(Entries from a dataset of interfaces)
---------------

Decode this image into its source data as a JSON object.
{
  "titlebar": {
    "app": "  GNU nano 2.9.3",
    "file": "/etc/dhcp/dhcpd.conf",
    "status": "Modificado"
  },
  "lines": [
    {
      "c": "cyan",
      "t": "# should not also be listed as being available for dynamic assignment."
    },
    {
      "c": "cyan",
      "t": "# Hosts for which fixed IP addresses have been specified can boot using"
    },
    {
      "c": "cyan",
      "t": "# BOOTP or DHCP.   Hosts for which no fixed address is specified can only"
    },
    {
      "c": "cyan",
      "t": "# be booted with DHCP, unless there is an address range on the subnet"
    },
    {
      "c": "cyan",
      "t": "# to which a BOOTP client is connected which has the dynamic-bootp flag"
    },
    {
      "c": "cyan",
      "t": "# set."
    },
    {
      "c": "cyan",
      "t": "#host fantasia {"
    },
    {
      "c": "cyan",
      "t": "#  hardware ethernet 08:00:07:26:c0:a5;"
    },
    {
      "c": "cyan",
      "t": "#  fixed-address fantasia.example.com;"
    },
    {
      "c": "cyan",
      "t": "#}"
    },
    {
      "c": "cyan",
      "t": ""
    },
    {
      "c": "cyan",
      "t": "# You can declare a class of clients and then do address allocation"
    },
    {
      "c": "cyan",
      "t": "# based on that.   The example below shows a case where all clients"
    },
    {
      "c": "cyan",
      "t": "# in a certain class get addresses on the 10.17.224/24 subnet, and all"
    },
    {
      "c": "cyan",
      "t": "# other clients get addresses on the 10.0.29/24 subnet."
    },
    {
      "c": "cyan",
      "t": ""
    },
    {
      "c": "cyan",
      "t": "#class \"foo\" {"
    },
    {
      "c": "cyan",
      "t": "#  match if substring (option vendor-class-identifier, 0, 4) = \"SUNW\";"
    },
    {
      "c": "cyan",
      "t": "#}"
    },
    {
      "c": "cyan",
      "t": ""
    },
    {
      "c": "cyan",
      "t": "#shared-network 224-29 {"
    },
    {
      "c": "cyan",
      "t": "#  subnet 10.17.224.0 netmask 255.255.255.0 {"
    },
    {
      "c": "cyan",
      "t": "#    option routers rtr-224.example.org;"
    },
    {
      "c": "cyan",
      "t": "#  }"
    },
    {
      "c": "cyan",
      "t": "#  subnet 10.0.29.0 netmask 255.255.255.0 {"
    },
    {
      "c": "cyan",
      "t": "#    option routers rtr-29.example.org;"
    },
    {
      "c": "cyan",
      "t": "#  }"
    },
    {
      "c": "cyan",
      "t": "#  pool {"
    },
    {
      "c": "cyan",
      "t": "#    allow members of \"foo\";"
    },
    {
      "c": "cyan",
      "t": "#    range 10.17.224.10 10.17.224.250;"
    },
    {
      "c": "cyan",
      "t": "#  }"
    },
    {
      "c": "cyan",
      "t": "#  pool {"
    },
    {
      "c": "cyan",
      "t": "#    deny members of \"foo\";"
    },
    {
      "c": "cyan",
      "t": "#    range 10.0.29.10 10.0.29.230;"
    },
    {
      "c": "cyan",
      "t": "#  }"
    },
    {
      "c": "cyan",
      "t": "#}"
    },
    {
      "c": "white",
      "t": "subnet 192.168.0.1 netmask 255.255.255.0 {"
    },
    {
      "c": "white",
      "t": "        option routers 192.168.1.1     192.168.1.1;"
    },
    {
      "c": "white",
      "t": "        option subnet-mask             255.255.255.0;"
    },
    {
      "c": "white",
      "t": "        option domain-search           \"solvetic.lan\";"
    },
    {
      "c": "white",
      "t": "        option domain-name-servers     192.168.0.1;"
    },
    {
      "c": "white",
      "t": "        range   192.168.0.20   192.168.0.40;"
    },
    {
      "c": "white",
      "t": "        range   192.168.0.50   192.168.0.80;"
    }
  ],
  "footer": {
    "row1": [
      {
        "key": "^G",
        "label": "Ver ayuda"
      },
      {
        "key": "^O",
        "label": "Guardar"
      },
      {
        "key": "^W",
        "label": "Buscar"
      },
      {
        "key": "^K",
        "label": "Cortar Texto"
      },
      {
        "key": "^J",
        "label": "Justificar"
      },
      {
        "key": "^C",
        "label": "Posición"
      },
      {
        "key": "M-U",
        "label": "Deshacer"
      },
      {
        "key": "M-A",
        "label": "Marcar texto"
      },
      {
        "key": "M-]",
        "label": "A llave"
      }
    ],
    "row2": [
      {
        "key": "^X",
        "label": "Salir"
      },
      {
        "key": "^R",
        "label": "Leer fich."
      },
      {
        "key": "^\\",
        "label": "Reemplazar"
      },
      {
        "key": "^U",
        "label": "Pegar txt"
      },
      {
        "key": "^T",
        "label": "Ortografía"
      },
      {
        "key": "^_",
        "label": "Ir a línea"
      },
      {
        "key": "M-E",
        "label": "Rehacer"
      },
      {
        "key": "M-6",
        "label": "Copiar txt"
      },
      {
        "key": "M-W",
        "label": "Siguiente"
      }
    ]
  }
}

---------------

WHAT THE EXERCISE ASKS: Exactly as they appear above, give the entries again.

EXPECTED OUTPUT:
Decode this image into its source data as a JSON object.
{
  "titlebar": {
    "app": "  GNU nano 2.9.3",
    "file": "/etc/dhcp/dhcpd.conf",
    "status": "Modificado"
  },
  "lines": [
    {
      "c": "cyan",
      "t": "# should not also be listed as being available for dynamic assignment."
    },
    {
      "c": "cyan",
      "t": "# Hosts for which fixed IP addresses have been specified can boot using"
    },
    {
      "c": "cyan",
      "t": "# BOOTP or DHCP.   Hosts for which no fixed address is specified can only"
    },
    {
      "c": "cyan",
      "t": "# be booted with DHCP, unless there is an address range on the subnet"
    },
    {
      "c": "cyan",
      "t": "# to which a BOOTP client is connected which has the dynamic-bootp flag"
    },
    {
      "c": "cyan",
      "t": "# set."
    },
    {
      "c": "cyan",
      "t": "#host fantasia {"
    },
    {
      "c": "cyan",
      "t": "#  hardware ethernet 08:00:07:26:c0:a5;"
    },
    {
      "c": "cyan",
      "t": "#  fixed-address fantasia.example.com;"
    },
    {
      "c": "cyan",
      "t": "#}"
    },
    {
      "c": "cyan",
      "t": ""
    },
    {
      "c": "cyan",
      "t": "# You can declare a class of clients and then do address allocation"
    },
    {
      "c": "cyan",
      "t": "# based on that.   The example below shows a case where all clients"
    },
    {
      "c": "cyan",
      "t": "# in a certain class get addresses on the 10.17.224/24 subnet, and all"
    },
    {
      "c": "cyan",
      "t": "# other clients get addresses on the 10.0.29/24 subnet."
    },
    {
      "c": "cyan",
      "t": ""
    },
    {
      "c": "cyan",
      "t": "#class \"foo\" {"
    },
    {
      "c": "cyan",
      "t": "#  match if substring (option vendor-class-identifier, 0, 4) = \"SUNW\";"
    },
    {
      "c": "cyan",
      "t": "#}"
    },
    {
      "c": "cyan",
      "t": ""
    },
    {
      "c": "cyan",
      "t": "#shared-network 224-29 {"
    },
    {
      "c": "cyan",
      "t": "#  subnet 10.17.224.0 netmask 255.255.255.0 {"
    },
    {
      "c": "cyan",
      "t": "#    option routers rtr-224.example.org;"
    },
    {
      "c": "cyan",
      "t": "#  }"
    },
    {
      "c": "cyan",
      "t": "#  subnet 10.0.29.0 netmask 255.255.255.0 {"
    },
    {
      "c": "cyan",
      "t": "#    option routers rtr-29.example.org;"
    },
    {
      "c": "cyan",
      "t": "#  }"
    },
    {
      "c": "cyan",
      "t": "#  pool {"
    },
    {
      "c": "cyan",
      "t": "#    allow members of \"foo\";"
    },
    {
      "c": "cyan",
      "t": "#    range 10.17.224.10 10.17.224.250;"
    },
    {
      "c": "cyan",
      "t": "#  }"
    },
    {
      "c": "cyan",
      "t": "#  pool {"
    },
    {
      "c": "cyan",
      "t": "#    deny members of \"foo\";"
    },
    {
      "c": "cyan",
      "t": "#    range 10.0.29.10 10.0.29.230;"
    },
    {
      "c": "cyan",
      "t": "#  }"
    },
    {
      "c": "cyan",
      "t": "#}"
    },
    {
      "c": "white",
      "t": "subnet 192.168.0.1 netmask 255.255.255.0 {"
    },
    {
      "c": "white",
      "t": "        option routers 192.168.1.1     192.168.1.1;"
    },
    {
      "c": "white",
      "t": "        option subnet-mask             255.255.255.0;"
    },
    {
      "c": "white",
      "t": "        option domain-search           \"solvetic.lan\";"
    },
    {
      "c": "white",
      "t": "        option domain-name-servers     192.168.0.1;"
    },
    {
      "c": "white",
      "t": "        range   192.168.0.20   192.168.0.40;"
    },
    {
      "c": "white",
      "t": "        range   192.168.0.50   192.168.0.80;"
    }
  ],
  "footer": {
    "row1": [
      {
        "key": "^G",
        "label": "Ver ayuda"
      },
      {
        "key": "^O",
        "label": "Guardar"
      },
      {
        "key": "^W",
        "label": "Buscar"
      },
      {
        "key": "^K",
        "label": "Cortar Texto"
      },
      {
        "key": "^J",
        "label": "Justificar"
      },
      {
        "key": "^C",
        "label": "Posición"
      },
      {
        "key": "M-U",
        "label": "Deshacer"
      },
      {
        "key": "M-A",
        "label": "Marcar texto"
      },
      {
        "key": "M-]",
        "label": "A llave"
      }
    ],
    "row2": [
      {
        "key": "^X",
        "label": "Salir"
      },
      {
        "key": "^R",
        "label": "Leer fich."
      },
      {
        "key": "^\\",
        "label": "Reemplazar"
      },
      {
        "key": "^U",
        "label": "Pegar txt"
      },
      {
        "key": "^T",
        "label": "Ortografía"
      },
      {
        "key": "^_",
        "label": "Ir a línea"
      },
      {
        "key": "M-E",
        "label": "Rehacer"
      },
      {
        "key": "M-6",
        "label": "Copiar txt"
      },
      {
        "key": "M-W",
        "label": "Siguiente"
      }
    ]
  }
}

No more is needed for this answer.